So given the recent trend in standup paddleboarding—a workout in which balance is key—it’s no surprise that someone, somewhere along the line thought to combine the two disciplines to give the world S.U.P Yoga as we know it.

For myself, the connection of S.U.P to yoga was a very simple discovery. Already a practicing yogi and yoga teacher here in Chicago, my first time on a paddleboard was such an inspiring experience. I could just feel how seamlessly my yoga could enter into this world.

Yoga has to be explained at this point as being so much more than a collection of poses. We are sometimes more comfortable understanding yoga as difficult postures to master in order to bring about more flexibility and strength to the physical body. Yoga does that, yes, but on a primordial level.

Take yoga to a deeper level.

Your sensations while in a difficult pose, opening yourself up to what the pose is teaching you, or just sitting quietly and breathing are all examples of what yoga brings out for those who take the time to wade into the deeper waters of the experience. And the deeper you delve, the more you will uncover about yourself and the world around you and understand your placement within it.

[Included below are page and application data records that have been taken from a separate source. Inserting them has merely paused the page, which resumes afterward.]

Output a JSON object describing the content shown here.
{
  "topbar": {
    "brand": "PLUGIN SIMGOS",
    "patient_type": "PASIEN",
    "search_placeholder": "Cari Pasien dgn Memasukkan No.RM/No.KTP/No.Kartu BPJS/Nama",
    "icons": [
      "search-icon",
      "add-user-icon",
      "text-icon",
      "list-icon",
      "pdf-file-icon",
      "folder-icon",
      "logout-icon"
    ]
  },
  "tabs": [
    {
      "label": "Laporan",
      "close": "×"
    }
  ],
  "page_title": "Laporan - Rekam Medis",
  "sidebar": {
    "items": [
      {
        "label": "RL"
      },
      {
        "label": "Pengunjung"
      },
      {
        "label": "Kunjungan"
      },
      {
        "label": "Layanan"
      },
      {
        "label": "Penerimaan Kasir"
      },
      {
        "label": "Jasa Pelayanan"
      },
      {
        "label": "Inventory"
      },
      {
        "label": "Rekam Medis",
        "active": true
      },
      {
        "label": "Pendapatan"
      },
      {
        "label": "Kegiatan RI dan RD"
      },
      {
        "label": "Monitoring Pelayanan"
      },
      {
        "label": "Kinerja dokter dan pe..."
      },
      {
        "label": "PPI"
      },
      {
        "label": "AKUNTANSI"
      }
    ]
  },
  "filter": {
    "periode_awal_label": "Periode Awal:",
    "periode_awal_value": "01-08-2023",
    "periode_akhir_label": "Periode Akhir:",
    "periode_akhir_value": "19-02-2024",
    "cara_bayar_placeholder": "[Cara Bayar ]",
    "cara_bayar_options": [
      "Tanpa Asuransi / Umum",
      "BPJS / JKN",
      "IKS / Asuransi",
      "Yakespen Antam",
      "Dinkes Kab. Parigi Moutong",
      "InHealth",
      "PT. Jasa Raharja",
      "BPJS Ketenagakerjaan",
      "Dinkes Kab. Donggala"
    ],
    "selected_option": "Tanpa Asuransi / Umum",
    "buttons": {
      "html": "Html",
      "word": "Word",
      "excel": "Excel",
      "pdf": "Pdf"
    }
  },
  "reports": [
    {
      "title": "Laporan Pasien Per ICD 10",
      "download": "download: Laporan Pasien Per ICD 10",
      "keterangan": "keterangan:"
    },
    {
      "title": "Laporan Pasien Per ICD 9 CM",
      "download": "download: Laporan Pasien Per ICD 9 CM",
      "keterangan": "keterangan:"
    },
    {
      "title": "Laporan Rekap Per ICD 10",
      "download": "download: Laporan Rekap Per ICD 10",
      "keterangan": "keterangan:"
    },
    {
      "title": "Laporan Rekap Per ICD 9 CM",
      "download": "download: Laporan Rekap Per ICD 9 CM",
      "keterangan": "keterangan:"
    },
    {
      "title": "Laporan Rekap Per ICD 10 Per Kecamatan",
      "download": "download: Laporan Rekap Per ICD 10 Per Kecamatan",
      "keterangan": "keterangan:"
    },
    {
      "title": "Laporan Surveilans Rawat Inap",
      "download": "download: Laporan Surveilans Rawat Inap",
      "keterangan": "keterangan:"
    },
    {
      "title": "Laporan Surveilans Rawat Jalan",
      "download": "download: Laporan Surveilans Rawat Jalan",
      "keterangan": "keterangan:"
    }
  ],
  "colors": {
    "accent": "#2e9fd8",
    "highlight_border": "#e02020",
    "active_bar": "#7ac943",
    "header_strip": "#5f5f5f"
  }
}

So for me, teaching and practicing S.U.P Yoga is not to master a few difficult poses on a paddleboard. It’s definitely cool to do so, no argument there.

Yoga is as much about paddling the board or just remaining motionless for a few breaths on the board as doing the postures. This, in the end will be an invaluable tool your inner body and mind will not soon forget. And falling is good too.

I feel that falling in and letting go are the most important lessons to learn from the S.U.P Yoga experience.

Why? Because it’s okay to fall.

And we should give ourselves permission to fall once in awhile. So the first time you try paddleboarding, my advice to you is to try something so you fall in. You will find the rest after that a piece of cake.

 

Mary Lou Cerami is an ACA Certified Paddleboard Instructor levels 1 & 2 and Registered Yoga Teacher (200hr). An avid paddler and outdoor enthusiast, Mary Lou combined her love of nature and teaches Kayak & Yoga and Standup Paddleboard (S.U.P) Yoga classes throughout Chicagoland and surrounding suburbs. 

 

You can find Mary Lou at the beach all summer long with Kayak Chicago starting May 29th.

For more info please visit Chicago S.U.P Yoga.